Previous studies suggest that the association of alcohol consumption with risk of breast cancer may differ by histologic subtype and hormone receptor status, though results are not entirely consistent. A population-based case-control study evaluated the association between alcohol consumption and risk of invasive ductal carcinoma (IDC), invasive lobular carcinoma (ILC), and invasive ductal-lobular carcinoma (IDLC) overall and by estrogen receptor (ER) status, among women aged 55-74 years of age.
Associations between current alcohol consumption, overall and by type of alcohol, and breast cancer risk were evaluated in 891 controls and 905 IDC, 567 ILC, and 489 IDLC cases.
Current alcohol use was moderately associated with risk of ILC (odds ratio = 1.25, 95% confidence interval 0.99, 1.58) with a positive dose-response relationship based on average number of drinks per week consumed. When further stratified by ER status, alcohol use was positively associated with risk of ER+ ILC and ER+ IDC, but inversely associated with risk of ER-IDC. No association between alcohol and risk of IDLC tumors was observed.
The authors summarise that while the link between alcohol consumption and breast cancer risk is well established, their results suggest that the increased risk associated with alcohol is largely limited to ER+ ILC and ER+ IDC. Thus, avoiding or moderating alcohol consumption may be one way that women can lower their risks of these forms of breast cancer.
Source: Alcohol Intake and Risk of Breast Cancer by Histologic Subtype and Estrogen Receptor Status Among Women Aged 55 to 74 Years.

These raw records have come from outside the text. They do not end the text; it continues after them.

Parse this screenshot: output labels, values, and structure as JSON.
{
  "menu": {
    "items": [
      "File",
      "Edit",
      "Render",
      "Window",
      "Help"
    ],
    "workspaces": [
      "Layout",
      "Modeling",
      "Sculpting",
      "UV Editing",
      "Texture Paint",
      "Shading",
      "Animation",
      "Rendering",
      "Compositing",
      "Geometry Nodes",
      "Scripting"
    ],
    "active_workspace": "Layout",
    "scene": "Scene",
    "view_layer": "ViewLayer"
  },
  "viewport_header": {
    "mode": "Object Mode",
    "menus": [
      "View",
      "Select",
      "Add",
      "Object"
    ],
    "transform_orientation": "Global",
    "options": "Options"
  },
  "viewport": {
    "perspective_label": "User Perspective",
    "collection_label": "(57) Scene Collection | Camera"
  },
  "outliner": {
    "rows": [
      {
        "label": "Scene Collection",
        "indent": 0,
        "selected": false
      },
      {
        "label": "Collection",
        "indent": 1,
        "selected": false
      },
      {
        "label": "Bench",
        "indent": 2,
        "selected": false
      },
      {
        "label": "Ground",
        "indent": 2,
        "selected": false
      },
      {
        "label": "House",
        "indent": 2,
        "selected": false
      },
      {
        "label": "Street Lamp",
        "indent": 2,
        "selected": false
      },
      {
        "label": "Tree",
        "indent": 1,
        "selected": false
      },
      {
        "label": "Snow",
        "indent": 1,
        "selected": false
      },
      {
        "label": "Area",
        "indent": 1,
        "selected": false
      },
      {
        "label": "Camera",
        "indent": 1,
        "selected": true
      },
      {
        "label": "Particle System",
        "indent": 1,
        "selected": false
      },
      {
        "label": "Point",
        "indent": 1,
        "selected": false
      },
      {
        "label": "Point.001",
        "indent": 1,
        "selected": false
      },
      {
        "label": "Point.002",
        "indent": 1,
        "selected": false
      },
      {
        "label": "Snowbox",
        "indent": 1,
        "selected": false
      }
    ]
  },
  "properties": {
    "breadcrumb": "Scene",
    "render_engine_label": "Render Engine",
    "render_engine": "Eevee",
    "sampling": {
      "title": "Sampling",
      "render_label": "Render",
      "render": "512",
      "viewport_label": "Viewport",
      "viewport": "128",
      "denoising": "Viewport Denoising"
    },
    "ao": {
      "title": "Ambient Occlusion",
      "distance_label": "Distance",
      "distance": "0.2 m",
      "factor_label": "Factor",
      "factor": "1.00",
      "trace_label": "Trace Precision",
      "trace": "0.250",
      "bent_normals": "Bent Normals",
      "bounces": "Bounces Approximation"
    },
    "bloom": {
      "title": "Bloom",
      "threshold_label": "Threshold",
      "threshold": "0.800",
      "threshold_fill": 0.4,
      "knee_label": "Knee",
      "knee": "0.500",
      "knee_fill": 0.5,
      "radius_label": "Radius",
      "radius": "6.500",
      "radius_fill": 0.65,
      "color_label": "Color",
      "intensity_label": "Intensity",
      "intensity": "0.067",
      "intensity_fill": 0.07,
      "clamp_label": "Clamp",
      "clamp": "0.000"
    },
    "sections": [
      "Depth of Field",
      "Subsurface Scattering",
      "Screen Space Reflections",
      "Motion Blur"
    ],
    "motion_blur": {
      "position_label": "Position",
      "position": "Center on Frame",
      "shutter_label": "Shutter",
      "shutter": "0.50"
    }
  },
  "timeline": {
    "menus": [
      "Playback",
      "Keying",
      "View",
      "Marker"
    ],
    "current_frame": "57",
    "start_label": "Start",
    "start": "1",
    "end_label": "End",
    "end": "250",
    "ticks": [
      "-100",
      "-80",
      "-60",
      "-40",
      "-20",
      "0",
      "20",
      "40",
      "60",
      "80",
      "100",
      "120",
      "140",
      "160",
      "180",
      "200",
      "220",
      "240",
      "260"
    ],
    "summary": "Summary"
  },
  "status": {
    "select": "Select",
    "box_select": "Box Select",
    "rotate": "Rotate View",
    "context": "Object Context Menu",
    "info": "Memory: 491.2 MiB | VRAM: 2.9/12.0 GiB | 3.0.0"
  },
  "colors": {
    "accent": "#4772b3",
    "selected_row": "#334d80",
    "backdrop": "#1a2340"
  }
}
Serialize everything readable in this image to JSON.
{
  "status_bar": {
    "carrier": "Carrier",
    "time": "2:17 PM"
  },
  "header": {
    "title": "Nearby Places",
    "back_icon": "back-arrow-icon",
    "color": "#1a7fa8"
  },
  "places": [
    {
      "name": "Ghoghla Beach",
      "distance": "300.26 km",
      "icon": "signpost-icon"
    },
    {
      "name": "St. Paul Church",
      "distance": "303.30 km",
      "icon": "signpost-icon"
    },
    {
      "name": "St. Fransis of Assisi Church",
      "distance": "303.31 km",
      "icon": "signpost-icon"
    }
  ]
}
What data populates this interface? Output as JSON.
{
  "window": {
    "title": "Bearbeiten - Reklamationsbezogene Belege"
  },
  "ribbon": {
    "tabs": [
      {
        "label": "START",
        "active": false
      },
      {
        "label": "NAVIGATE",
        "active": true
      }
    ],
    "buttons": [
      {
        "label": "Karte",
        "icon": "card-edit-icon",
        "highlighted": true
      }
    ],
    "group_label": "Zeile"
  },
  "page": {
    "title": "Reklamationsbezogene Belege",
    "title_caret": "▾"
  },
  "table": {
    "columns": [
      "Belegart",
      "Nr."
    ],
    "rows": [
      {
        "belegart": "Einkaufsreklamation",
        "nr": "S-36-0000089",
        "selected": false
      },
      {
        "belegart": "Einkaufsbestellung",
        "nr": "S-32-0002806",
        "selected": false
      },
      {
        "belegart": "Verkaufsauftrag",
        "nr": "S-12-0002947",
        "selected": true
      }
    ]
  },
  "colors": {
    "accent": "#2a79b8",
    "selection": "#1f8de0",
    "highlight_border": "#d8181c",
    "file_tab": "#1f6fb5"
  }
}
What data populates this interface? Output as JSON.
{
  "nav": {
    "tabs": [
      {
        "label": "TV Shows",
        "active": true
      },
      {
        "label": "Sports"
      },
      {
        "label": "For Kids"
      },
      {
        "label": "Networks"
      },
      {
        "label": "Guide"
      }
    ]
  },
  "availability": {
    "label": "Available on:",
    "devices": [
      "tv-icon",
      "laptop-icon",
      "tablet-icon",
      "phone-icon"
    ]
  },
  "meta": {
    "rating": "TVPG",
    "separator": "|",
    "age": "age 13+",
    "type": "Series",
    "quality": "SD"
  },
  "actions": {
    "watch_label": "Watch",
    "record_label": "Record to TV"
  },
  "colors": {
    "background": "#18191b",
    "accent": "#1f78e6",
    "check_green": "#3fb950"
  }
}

Baglia ML, Malone KE, Tang MC, Li CI. Horm Cancer. 2017 May 31. doi: 10.1007/s12672- 017-02972-.